One key moment from my experience, is working with a patient who couldn’t fully communicate, and was slightly paralysed, so could move her arms from a stiff position, but could move her fingers.  I was told that she still enjoys painting. Which I was surprised by! I was especially surprised at her motivation, she held a paintbrush in her hand and using her fingers, dabbed at the paper with the paint, creating lots of marks. I was terrified thinking, how do I know what she wants to do, if she can’t tell me?! However I spent the full afternoon, simply sat with her, handing her the paintbrush, moving the paper, showing her colours, and most of all, focusing on simple clues to help me understand her way of communicating. By the end of the day, I felt like we had communicated and had created a piece, how she wanted to create it. She chose the colours, the position, and what was great was that after each colour, she chose a white paint to go over the top of the colour. The end result to me was so emotional. And I realised how proud I felt, to have helped her express herself in this way.

My second best experience, was when I worked with a lady with Huntington’s disease, who apparently also loved painting. She told me how she likes to use her hands a lot at the minute, and I decided to see if she would like to create a finger painting, using techniques from my own practice. She agreed, and created a piece wearing gloves, using her hands, fingers and acrylic paints. She said numerous times, how it was so fun for her, and how lovely it felt, and it truly made me happy .


1.What I set out to do

Gain experience working with an art therapist, to see the every day possibilities of the career, and to also see the settings an art therapist works in and how they fit in.

2.Why I did it

I wanted to see if I should consider art therapy as a career. I want a career where I can use my artistic practice and use it to help people.

3. How I did it

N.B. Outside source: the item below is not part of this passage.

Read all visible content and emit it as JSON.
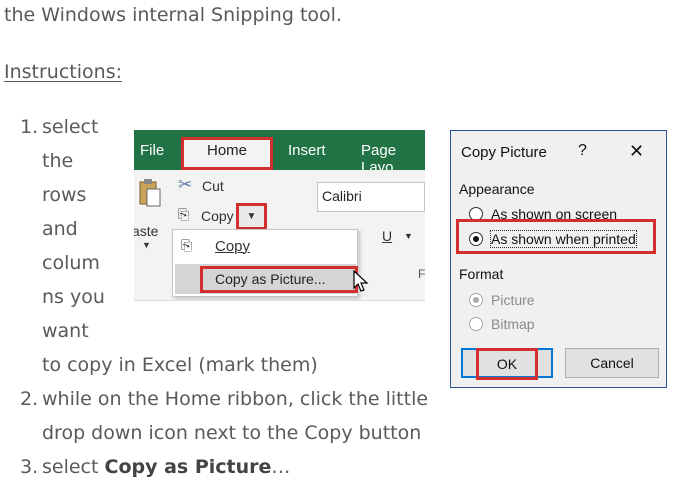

I did a lot of research to see where art therapists work, and where would accept me for some volunteer experience, as I know with therapy gaining work experience can be hard because it is confidential.

4. And importantly, critically reflect on the project, and discuss what you have learned

Overall, this experience was important for me. I really enjoyed my time, which actually quite surprised me, as I didn't expect to like being in the hospice environment. However, I realised somewhat quickly, that whilst I love helping people to express themselves through art, and the hospice was a great experience for art therapy, I want to help people using art to possibly recover, and I realised that I actually enjoy analysing the art pieces, which wasn't encouraged at the hospice; rather the art activities were used as a way to pass the time and connect - which was great, but I want to do more.